Task objective:
Please filter the listing below and copy out the lines that hold "image".

Given data:
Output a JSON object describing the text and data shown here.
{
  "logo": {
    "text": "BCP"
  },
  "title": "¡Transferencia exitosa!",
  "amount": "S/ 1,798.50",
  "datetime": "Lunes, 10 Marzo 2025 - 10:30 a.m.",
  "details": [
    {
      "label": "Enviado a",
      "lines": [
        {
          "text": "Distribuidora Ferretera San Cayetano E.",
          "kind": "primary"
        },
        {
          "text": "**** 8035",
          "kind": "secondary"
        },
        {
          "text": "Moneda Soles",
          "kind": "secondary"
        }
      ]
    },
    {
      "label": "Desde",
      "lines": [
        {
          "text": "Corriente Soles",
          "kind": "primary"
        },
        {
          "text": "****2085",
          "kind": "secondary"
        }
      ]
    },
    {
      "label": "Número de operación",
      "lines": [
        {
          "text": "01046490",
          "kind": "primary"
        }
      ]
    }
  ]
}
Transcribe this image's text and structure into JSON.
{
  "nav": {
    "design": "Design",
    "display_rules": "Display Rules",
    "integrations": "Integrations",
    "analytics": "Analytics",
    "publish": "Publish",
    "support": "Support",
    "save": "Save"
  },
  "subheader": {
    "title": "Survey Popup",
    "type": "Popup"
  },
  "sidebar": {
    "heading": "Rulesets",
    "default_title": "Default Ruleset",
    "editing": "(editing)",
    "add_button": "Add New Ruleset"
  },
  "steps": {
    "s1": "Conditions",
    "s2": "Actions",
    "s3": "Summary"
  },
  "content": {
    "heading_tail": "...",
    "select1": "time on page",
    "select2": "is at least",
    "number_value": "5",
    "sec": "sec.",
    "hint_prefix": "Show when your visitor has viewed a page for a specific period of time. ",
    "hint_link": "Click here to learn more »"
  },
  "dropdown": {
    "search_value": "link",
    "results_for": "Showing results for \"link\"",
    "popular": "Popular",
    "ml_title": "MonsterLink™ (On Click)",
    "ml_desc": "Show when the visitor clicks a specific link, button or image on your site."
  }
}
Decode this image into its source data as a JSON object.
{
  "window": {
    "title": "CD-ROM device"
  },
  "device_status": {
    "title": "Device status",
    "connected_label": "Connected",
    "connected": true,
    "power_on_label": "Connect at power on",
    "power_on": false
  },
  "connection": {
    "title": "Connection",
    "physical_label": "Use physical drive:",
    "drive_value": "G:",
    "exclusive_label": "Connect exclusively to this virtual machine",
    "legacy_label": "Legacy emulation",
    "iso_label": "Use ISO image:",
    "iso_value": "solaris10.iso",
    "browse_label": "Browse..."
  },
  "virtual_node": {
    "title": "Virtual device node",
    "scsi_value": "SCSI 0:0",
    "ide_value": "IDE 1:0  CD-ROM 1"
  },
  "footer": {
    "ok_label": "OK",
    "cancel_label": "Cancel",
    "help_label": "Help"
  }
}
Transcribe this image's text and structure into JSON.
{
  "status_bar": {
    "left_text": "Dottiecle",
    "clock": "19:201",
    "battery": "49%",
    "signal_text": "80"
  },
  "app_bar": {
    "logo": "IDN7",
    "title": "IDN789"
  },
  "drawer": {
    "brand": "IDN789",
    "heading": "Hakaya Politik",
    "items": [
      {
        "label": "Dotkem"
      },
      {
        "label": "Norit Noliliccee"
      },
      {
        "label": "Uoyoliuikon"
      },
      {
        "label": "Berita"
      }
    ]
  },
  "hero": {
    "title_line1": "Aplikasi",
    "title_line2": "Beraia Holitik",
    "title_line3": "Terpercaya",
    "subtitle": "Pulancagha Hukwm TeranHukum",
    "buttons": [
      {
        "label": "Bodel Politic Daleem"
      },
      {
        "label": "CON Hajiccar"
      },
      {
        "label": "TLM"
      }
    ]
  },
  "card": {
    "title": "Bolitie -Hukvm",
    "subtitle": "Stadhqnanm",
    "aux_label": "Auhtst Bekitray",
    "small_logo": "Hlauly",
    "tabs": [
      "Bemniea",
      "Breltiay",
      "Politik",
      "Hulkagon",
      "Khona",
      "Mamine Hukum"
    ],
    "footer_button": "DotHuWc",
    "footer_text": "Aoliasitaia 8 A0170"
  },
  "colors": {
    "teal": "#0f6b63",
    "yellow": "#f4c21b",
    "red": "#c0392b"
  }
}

Task output:
Transcribe this image's text and structure into JSON.
    "ml_desc": "Show when the visitor clicks a specific link, button or image on your site."
Decode this image into its source data as a JSON object.
    "iso_label": "Use ISO image:",
Transcribe this image's text and structure into JSON.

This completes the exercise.